If I was working over at Apple's PR department, I think I'd call in sick today. In fact, I think I'd fake something really serious like Ebola or bird flu and try to get the week off, because the brown stuff has hit the fan head on over the bricked iPhones and cleaning up this mess is going to be tricky.
Oh, Adrian, Adrian, Adrian. First of all, as we've established before, Apple PR people don't have to dirty their hands with such trivial things as answering phones and responding to complaints.
And, as much as I'd like to see a little shine taken off of Apple, I don't think it's going to happen. Despite the flimsy anecdotal evidence here that people who don't even have iPhones have heard of this bricking issue (i.e., one guy at a house party), Apple is still a cult. Apple users are still blinded sheep. The common teen or geek wannabe will still yearn for the iPhone.
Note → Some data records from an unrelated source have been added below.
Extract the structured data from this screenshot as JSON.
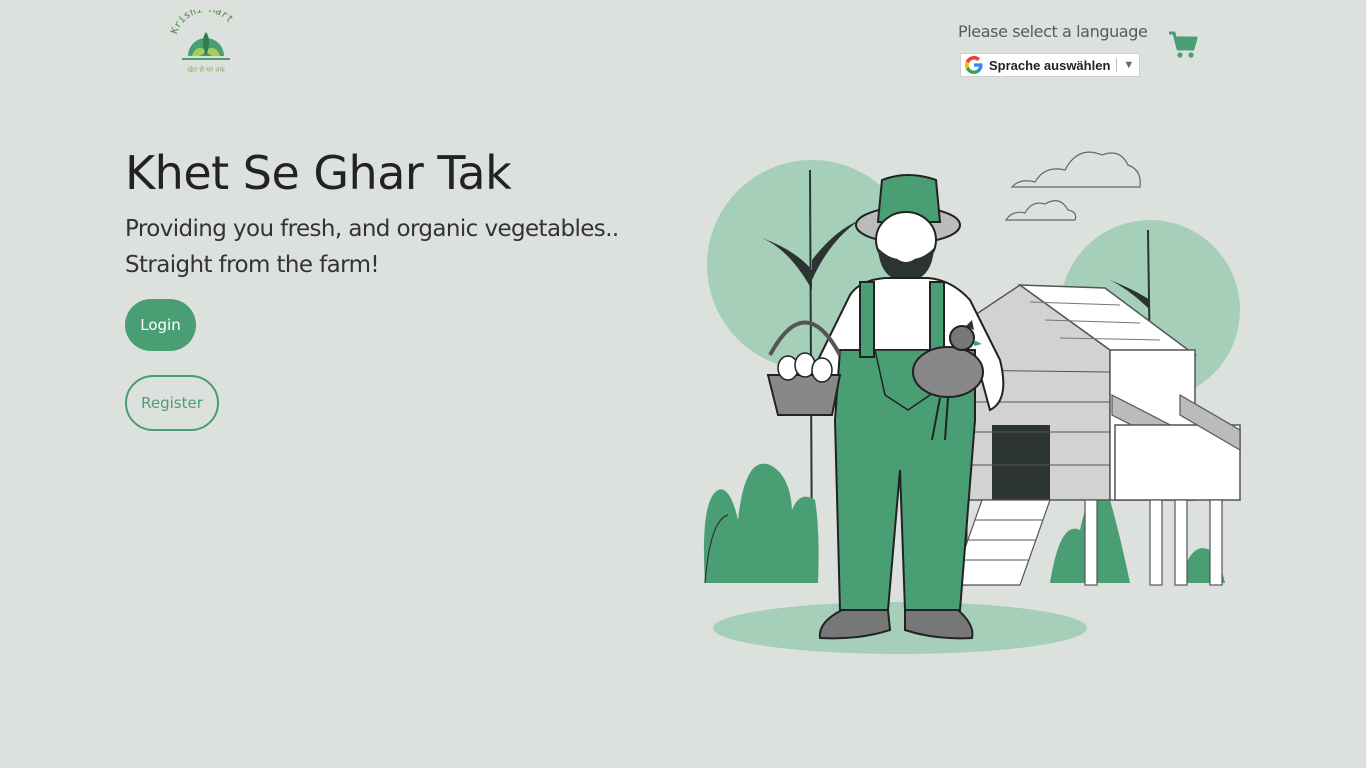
{
  "brand": {
    "logo_top_text": "Krishi Mart",
    "logo_bottom_text": "खेत से घर तक"
  },
  "language": {
    "prompt": "Please select a language",
    "select_label": "Sprache auswählen",
    "arrow": "▼"
  },
  "header": {
    "cart_icon": "shopping-cart-icon"
  },
  "hero": {
    "title": "Khet Se Ghar Tak",
    "subtitle_line1": "Providing you fresh, and organic vegetables..",
    "subtitle_line2": "Straight from the farm!",
    "login_label": "Login",
    "register_label": "Register"
  },
  "colors": {
    "background": "#dde1de",
    "accent_green": "#4a9e74",
    "light_green": "#a6cfb9"
  }
}
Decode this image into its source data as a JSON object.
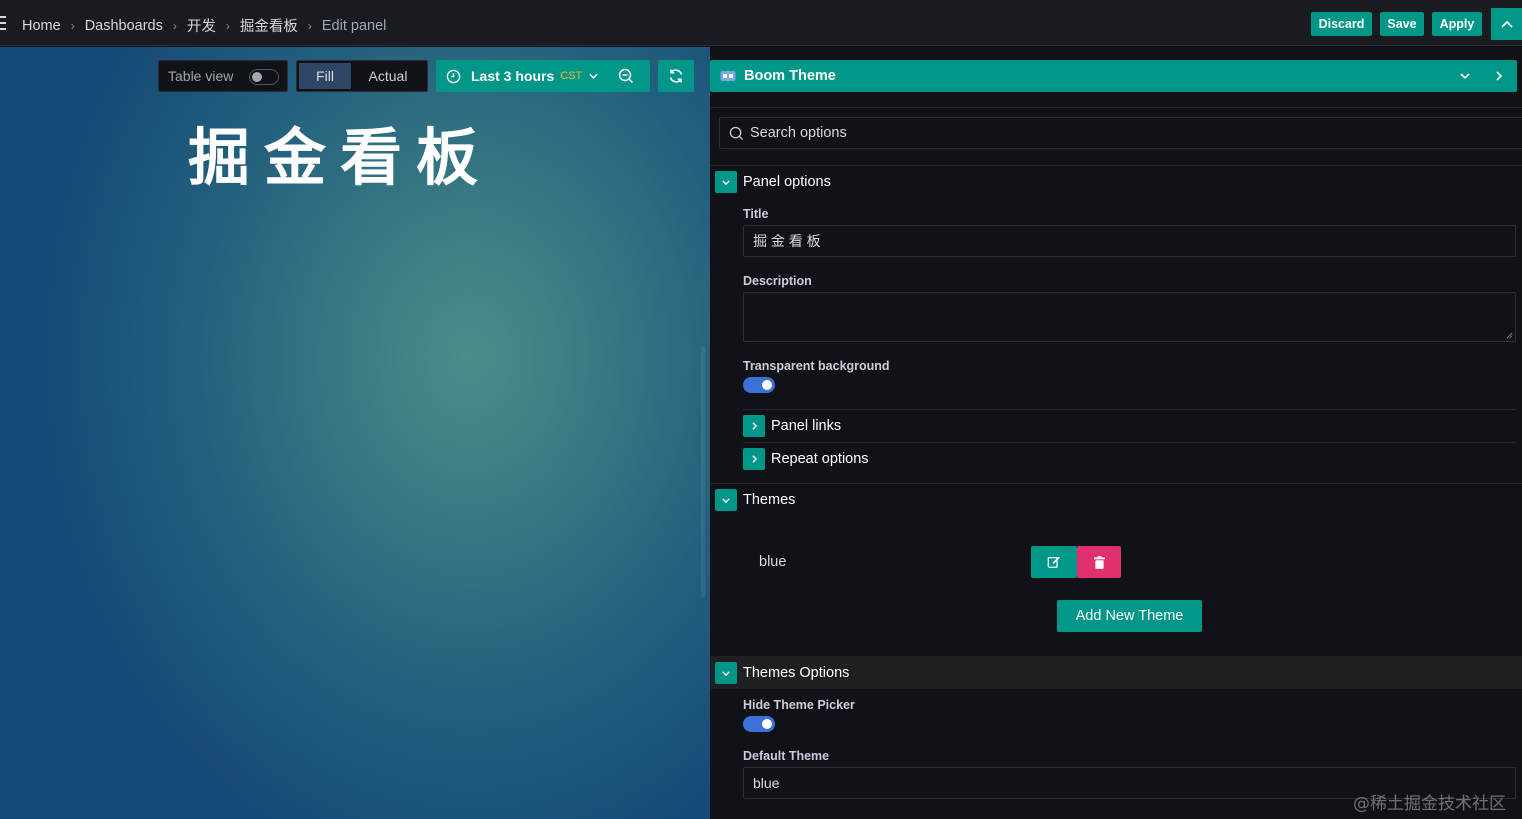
{
  "breadcrumbs": [
    {
      "label": "Home"
    },
    {
      "label": "Dashboards"
    },
    {
      "label": "开发"
    },
    {
      "label": "掘金看板"
    },
    {
      "label": "Edit panel"
    }
  ],
  "topbar": {
    "discard_label": "Discard",
    "save_label": "Save",
    "apply_label": "Apply"
  },
  "toolbar": {
    "table_view_label": "Table view",
    "table_view_on": false,
    "fill_label": "Fill",
    "actual_label": "Actual",
    "time_range_label": "Last 3 hours",
    "timezone_label": "CST"
  },
  "panel": {
    "title": "掘金看板"
  },
  "visualization": {
    "name": "Boom Theme"
  },
  "search": {
    "placeholder": "Search options"
  },
  "panel_options": {
    "header": "Panel options",
    "title_label": "Title",
    "title_value": "掘 金 看 板",
    "description_label": "Description",
    "description_value": "",
    "transparent_label": "Transparent background",
    "transparent_on": true,
    "panel_links_label": "Panel links",
    "repeat_options_label": "Repeat options"
  },
  "themes": {
    "header": "Themes",
    "items": [
      {
        "name": "blue"
      }
    ],
    "add_label": "Add New Theme"
  },
  "themes_options": {
    "header": "Themes Options",
    "hide_picker_label": "Hide Theme Picker",
    "hide_picker_on": true,
    "default_theme_label": "Default Theme",
    "default_theme_value": "blue"
  },
  "watermark": "@稀土掘金技术社区",
  "colors": {
    "accent": "#009688",
    "danger": "#e02f6f",
    "toggle_on": "#3d71d9",
    "background": "#111217"
  }
}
Besides, I'd venture that the overwhelming majority of iPhone users DIDN'T tinker with their phone and therefore won't be affected by the bricking issue. And, after shelling out $400 for a phone, they're psychologically locked into defending the product.
Also, iTunes and iPod, from their inception, have been what tech geeks call "anti-consumer." In other words, Apple kept firm control over the property and didn't open the doors wide so that any 15-year-old could upload his bootlegged and mislabeled tracks into the system. And it didn't hurt iTunes any.
Things like Dell Hell and Comcast Jihad because the average consumer feels the pain of a marketer promising one thing and then not delivering it. This Apple fiasco is unlikely to catch on because in the average consumer's mind -- even the average Apple consumer -- this seems like a small handful of people being punished for cracking open the phone and monkeying around with it. Like it or not -- and I don't like it -- a number of people probably see it as a case of hackers getting what they deserve. So, no, this isn't going to hurt Apple.